- **What you need to do**: In the data below, which lines hold "accent"? Copy every one.
++++ Source information ++++
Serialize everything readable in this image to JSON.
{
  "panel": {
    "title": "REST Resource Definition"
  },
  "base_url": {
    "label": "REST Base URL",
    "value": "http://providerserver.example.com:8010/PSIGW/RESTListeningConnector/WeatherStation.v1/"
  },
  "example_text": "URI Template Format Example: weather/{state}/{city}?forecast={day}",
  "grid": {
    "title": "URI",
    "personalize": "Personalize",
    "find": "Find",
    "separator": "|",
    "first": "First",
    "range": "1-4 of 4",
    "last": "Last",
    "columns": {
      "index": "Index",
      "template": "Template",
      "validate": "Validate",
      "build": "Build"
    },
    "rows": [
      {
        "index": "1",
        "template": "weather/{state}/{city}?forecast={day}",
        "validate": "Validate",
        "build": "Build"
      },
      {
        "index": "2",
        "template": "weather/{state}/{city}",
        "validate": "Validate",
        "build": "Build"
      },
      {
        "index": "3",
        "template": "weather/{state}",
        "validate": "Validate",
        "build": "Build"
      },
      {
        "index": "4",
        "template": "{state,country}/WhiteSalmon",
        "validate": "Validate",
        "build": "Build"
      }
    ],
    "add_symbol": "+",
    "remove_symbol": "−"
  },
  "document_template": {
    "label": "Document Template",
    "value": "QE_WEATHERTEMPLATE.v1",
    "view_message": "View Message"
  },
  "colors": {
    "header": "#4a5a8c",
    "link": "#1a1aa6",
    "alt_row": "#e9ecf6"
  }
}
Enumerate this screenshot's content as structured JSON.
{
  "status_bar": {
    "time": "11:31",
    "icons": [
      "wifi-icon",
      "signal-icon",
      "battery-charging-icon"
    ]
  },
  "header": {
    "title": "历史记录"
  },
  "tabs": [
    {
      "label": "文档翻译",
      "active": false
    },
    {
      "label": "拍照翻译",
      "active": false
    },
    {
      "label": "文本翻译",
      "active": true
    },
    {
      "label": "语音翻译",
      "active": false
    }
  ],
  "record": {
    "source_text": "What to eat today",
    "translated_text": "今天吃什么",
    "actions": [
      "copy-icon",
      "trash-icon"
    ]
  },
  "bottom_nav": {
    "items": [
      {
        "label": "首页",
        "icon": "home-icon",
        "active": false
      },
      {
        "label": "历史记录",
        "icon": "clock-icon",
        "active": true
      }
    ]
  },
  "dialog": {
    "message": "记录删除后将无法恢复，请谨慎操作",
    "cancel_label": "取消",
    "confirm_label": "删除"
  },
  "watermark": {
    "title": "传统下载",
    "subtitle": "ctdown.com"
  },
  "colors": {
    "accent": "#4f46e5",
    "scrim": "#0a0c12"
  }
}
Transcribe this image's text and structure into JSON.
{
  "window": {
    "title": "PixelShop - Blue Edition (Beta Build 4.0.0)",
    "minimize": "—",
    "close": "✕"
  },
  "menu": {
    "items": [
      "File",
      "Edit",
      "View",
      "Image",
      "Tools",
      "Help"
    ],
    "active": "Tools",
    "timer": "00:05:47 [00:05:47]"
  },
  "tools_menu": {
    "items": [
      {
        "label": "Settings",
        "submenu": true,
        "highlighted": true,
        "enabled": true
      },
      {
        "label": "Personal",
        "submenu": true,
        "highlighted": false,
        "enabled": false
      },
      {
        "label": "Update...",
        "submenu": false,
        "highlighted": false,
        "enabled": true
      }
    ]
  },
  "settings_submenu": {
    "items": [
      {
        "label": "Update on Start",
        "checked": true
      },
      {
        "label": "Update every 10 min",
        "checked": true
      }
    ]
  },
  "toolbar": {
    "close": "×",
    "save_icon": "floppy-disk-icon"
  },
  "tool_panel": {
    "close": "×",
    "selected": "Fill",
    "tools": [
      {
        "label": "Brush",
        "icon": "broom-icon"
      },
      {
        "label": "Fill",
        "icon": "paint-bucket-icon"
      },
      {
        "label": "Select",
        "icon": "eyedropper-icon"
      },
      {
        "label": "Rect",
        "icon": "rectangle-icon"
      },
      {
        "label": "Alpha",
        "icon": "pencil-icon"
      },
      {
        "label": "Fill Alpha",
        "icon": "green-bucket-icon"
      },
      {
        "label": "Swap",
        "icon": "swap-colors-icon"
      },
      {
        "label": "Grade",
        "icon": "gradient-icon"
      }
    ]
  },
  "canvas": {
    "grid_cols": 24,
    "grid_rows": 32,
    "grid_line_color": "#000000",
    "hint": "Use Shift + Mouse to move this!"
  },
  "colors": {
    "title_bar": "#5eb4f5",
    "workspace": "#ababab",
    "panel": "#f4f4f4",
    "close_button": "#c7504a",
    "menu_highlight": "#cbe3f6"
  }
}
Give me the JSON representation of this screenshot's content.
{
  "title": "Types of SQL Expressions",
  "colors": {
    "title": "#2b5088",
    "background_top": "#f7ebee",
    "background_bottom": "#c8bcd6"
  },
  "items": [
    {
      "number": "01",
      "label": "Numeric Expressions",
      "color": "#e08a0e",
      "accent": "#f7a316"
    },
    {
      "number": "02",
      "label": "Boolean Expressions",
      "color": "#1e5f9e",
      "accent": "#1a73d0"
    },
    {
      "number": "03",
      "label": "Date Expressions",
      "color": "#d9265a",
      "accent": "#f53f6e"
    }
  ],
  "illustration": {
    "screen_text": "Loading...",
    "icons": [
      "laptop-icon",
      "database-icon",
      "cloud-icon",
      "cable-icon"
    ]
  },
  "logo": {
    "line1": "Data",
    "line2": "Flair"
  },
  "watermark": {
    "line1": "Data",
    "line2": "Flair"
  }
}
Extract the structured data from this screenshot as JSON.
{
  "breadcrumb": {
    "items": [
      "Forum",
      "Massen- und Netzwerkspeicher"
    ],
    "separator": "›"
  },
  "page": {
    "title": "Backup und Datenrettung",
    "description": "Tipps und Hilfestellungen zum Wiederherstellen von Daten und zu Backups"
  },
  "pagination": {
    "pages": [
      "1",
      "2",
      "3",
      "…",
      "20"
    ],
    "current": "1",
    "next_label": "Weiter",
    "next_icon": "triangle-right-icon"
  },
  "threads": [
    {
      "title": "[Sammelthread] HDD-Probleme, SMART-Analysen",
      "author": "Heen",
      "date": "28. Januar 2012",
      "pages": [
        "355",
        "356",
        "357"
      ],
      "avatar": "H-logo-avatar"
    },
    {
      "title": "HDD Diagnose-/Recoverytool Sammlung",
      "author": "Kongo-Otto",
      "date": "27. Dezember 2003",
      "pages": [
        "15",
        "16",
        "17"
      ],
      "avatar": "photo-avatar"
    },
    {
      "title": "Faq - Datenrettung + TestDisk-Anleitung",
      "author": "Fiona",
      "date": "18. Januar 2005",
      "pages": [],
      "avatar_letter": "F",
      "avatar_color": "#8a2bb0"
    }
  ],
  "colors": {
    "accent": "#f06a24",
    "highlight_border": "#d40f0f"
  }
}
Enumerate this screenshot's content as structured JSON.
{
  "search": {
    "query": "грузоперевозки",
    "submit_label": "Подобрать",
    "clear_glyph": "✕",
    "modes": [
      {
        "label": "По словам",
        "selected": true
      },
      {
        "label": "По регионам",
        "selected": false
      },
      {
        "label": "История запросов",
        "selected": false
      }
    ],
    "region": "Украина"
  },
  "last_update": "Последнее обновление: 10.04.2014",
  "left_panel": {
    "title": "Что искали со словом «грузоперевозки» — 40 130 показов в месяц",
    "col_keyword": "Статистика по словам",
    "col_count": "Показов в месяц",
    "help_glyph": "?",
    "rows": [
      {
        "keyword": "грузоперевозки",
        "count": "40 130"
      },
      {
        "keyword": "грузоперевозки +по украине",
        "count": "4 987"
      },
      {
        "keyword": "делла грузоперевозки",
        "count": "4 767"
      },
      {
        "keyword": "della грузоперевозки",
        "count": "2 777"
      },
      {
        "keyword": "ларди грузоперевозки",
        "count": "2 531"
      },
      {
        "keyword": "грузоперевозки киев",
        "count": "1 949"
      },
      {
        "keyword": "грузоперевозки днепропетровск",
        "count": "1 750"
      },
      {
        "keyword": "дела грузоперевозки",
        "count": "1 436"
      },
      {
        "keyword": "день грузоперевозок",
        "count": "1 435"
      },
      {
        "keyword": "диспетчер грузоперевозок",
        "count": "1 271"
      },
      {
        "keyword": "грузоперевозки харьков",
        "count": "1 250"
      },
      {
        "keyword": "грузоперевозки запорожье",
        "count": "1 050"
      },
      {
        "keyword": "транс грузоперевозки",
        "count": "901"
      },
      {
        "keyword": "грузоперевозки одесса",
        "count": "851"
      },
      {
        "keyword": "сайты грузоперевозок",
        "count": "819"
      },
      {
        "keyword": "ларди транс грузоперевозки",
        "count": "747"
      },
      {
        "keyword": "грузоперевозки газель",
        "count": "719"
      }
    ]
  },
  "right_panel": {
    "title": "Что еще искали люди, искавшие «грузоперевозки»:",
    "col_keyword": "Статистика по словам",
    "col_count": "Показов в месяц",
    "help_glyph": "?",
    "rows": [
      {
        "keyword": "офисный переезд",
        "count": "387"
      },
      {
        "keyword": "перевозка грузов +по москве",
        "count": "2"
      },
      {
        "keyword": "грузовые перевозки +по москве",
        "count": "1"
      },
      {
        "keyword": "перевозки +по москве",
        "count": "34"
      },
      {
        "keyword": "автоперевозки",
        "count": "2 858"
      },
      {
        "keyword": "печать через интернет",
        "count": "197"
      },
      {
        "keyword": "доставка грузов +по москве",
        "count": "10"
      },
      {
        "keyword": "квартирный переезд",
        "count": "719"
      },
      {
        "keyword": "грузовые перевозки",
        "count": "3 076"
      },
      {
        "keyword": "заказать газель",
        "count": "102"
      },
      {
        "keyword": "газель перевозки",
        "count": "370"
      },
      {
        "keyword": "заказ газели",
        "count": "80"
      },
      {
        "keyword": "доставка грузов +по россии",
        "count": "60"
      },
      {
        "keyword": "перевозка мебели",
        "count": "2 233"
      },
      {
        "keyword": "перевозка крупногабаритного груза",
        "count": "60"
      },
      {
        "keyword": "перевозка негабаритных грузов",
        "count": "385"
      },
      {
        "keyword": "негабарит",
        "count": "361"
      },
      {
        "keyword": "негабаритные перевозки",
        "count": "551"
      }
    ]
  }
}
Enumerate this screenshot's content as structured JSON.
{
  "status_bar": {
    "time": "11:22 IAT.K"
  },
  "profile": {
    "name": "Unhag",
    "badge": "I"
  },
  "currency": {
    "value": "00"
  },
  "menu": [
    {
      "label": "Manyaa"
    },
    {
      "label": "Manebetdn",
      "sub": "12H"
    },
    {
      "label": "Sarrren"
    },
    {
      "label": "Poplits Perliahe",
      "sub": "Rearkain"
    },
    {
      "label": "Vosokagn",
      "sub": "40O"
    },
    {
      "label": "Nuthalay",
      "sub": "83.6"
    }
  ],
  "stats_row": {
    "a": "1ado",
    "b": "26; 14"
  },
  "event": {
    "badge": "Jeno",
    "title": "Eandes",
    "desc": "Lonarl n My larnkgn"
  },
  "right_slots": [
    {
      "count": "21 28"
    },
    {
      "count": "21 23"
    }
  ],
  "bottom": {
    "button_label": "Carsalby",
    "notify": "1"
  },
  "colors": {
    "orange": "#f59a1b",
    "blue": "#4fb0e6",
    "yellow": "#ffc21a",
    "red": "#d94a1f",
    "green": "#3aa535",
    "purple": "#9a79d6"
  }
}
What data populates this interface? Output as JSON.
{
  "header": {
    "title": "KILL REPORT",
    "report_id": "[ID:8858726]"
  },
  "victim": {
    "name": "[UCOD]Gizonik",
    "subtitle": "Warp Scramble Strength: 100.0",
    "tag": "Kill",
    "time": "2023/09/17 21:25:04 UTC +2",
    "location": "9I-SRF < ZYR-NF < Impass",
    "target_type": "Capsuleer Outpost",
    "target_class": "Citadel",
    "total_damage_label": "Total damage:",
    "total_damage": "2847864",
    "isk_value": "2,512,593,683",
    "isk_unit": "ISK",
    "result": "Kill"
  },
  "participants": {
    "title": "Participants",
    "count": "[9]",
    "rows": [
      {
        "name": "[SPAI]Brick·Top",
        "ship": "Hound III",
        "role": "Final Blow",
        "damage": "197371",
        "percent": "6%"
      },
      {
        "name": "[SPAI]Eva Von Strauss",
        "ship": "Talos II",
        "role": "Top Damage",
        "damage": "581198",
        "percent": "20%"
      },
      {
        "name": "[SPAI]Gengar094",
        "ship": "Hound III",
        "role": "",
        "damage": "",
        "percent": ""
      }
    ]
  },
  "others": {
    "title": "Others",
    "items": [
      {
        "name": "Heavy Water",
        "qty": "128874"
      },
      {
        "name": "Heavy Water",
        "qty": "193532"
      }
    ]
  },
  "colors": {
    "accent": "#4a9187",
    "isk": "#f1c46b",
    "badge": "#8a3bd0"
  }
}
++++
- **Response**:
    "accent": "#4f46e5",
      "accent": "#f7a316"
      "accent": "#1a73d0"
      "accent": "#f53f6e"
    "accent": "#f06a24",
    "accent": "#4a9187",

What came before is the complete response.